Vaccine experts made a clear distinction between the failure of the vaccine candidate tested in the STEP and Phambili trials to show efficacy and the success of the trial itself to answer scientific questions, as all trials are designed to do.
At a satellite session on Wednesday evening, Dr. Peggy Johnston, Director, Vaccine & Prevention Research Program, Division of AIDS, NIAID, said that the analysis of the STEP results has taught the field, among other things, that smaller trials can produce results, that non-human primate models have to be rethought and that there is a possible impact on infection from prior exposure to vectors used to deliver antigens in vaccines.
Berkley, noted that “the field should not be discouraged by negative results.” An AIDS vaccine is still urgently needed and evidence in humans and animal models has shown us that it is possible. “Developing a vaccine may take more time and innovation than we once imagined, but we are confident that science will prevail.”
“Scientists and those who support their work – private corporations and governments alike – should redouble their commitments,” Berkley added.
To that end, the Spanish government increased its commitment to AIDS vaccine development by announcing at the conference that it would be allocating three million Euro to IAVI. A new report tracking funding for biomedical HIV prevention research and development was also released in Mexico City and called for sustained funding for vaccine, microbicide and other HIV prevention research.
Experts acknowledged that an AIDS vaccine is a long-term endeavor, but one that can and will not be abandoned. History has shown that vaccines are the only tools that have ended major viral epidemics.
"The challenges are huge but I have no doubt that we will live in a world without HIV some day," Yamada said.
In a pre-conference meeting about funding for AIDS vaccine research and development, Dr. David Kihumuro Apuuli, Director General, Uganda AIDS Commission, said, “Nearly all of us in this room were born into a world without AIDS. We owe it to future generations to work to leave them a world without AIDS.”

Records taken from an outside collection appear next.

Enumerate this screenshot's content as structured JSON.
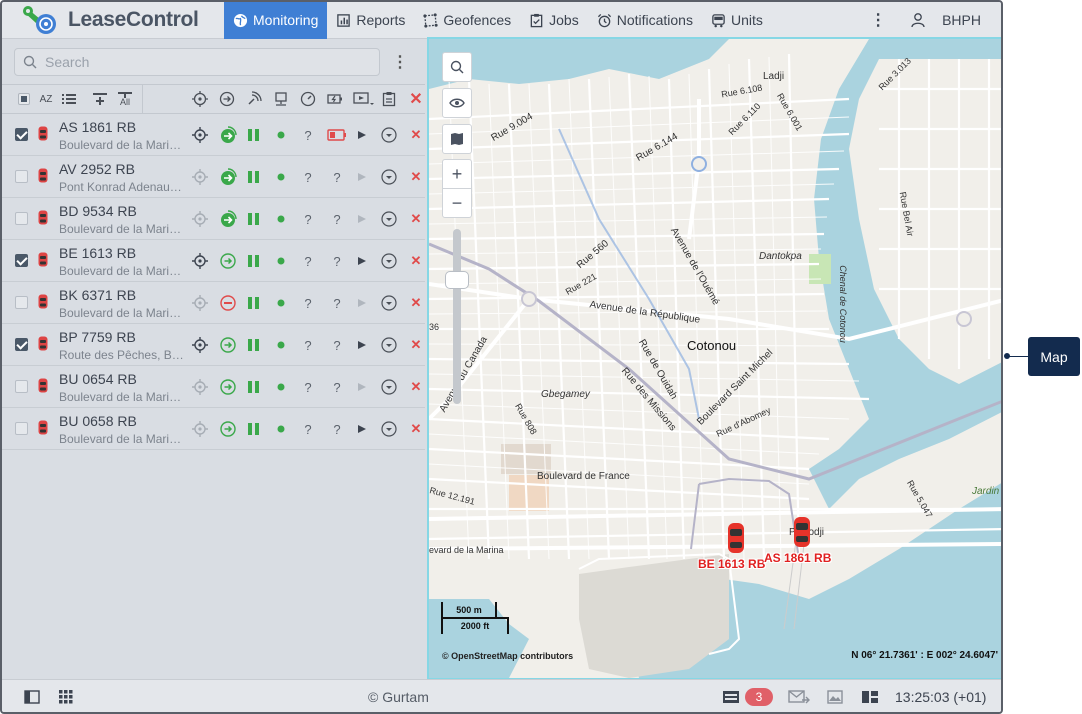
{
  "app": {
    "name": "LeaseControl"
  },
  "nav": [
    {
      "label": "Monitoring",
      "icon": "globe-icon"
    },
    {
      "label": "Reports",
      "icon": "report-icon"
    },
    {
      "label": "Geofences",
      "icon": "geofence-icon"
    },
    {
      "label": "Jobs",
      "icon": "jobs-icon"
    },
    {
      "label": "Notifications",
      "icon": "alarm-icon"
    },
    {
      "label": "Units",
      "icon": "bus-icon"
    }
  ],
  "user": {
    "name": "BHPH"
  },
  "search": {
    "placeholder": "Search"
  },
  "toolbar": {
    "sort_label": "AZ",
    "all_label": "All"
  },
  "units": [
    {
      "name": "AS 1861 RB",
      "address": "Boulevard de la Marina, Cotonou",
      "checked": true,
      "movement": "moving",
      "power_badge": true,
      "play": "dark"
    },
    {
      "name": "AV 2952 RB",
      "address": "Pont Konrad Adenauer, Cotonou",
      "checked": false,
      "movement": "moving",
      "power_badge": false,
      "play": "light"
    },
    {
      "name": "BD 9534 RB",
      "address": "Boulevard de la Marina, Cotonou",
      "checked": false,
      "movement": "moving",
      "power_badge": false,
      "play": "light"
    },
    {
      "name": "BE 1613 RB",
      "address": "Boulevard de la Marina, Cotonou",
      "checked": true,
      "movement": "parked",
      "power_badge": false,
      "play": "dark"
    },
    {
      "name": "BK 6371 RB",
      "address": "Boulevard de la Marina, Cotonou",
      "checked": false,
      "movement": "stopped",
      "power_badge": false,
      "play": "light"
    },
    {
      "name": "BP 7759 RB",
      "address": "Route des Pêches, Benin",
      "checked": true,
      "movement": "parked",
      "power_badge": false,
      "play": "dark"
    },
    {
      "name": "BU 0654 RB",
      "address": "Boulevard de la Marina, Cotonou",
      "checked": false,
      "movement": "parked",
      "power_badge": false,
      "play": "light"
    },
    {
      "name": "BU 0658 RB",
      "address": "Boulevard de la Marina, Cotonou",
      "checked": false,
      "movement": "parked",
      "power_badge": false,
      "play": "dark"
    }
  ],
  "row_symbols": {
    "unknown": "?",
    "delete": "✕"
  },
  "map": {
    "city": "Cotonou",
    "streets": [
      "Rue 9.004",
      "Rue 6.144",
      "Ladji",
      "Rue 6.108",
      "Rue 6.110",
      "Rue 6.001",
      "Rue 3.013",
      "Rue Bel Air",
      "Rue 560",
      "Rue 221",
      "Avenue de l'Ouémé",
      "Dantokpa",
      "Avenue de la République",
      "Avenue du Canada",
      "Rue de Ouidah",
      "Boulevard Saint Michel",
      "Rue des Missions",
      "Gbegamey",
      "Rue d'Abomey",
      "Rue 808",
      "Chenal de Cotonou",
      "Boulevard de France",
      "Rue 12.191",
      "Rue 5.047",
      "Jardin",
      "Placodji",
      "evard de la Marina",
      "36"
    ],
    "markers": [
      {
        "label": "BE 1613 RB"
      },
      {
        "label": "AS 1861 RB"
      }
    ],
    "scale_metric": "500 m",
    "scale_imperial": "2000 ft",
    "attribution": "© OpenStreetMap contributors",
    "coordinates": "N 06° 21.7361' : E 002° 24.6047'"
  },
  "callout": {
    "label": "Map"
  },
  "footer": {
    "copyright": "© Gurtam",
    "notifications_count": "3",
    "time": "13:25:03 (+01)"
  },
  "colors": {
    "accent": "#3f7fd4",
    "water": "#aad3df",
    "danger": "#e04a4a",
    "moving": "#3aa84a"
  }
}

The International AIDS Vaccine Initiative (IAVI) is a global not-for-profit organization whose mission is to ensure the development of safe, effective, accessible, preventive HIV vaccines for use throughout the world. Founded in 1996 and operational in 24 countries, IAVI and its network of collaborators research and develop vaccine candidates. IAVI's financial and in-kind supporters include the Alfred P. Sloan Foundation, the Bill & Melinda Gates Foundation, the Foundation for the National Institutes of Health, The John D. Evans Foundation, The New York Community Trust, the James B. Pendleton Charitable Trust, The Rockefeller Foundation, The William and Flora Hewlett Foundation; the Governments of Canada, Denmark, Ireland, The Netherlands, Norway, Spain, Sweden, the United Kingdom, and the United States, the Basque Autonomous Government as well as the European Union; multilateral organizations such as The World Bank; corporate donors including BD (Becton, Dickinson & Co.), Bristol-Myers Squibb, Continental Airlines, Google Inc., Henry Schein, Inc., Merck & Co., Inc. and Pfizer Inc; leading AIDS charities such as Broadway Cares/Equity Fights AIDS and Until There's A Cure Foundation; other private donors such as The Haas Trusts; and many generous individuals from around the world. For more information, see www.iavi.org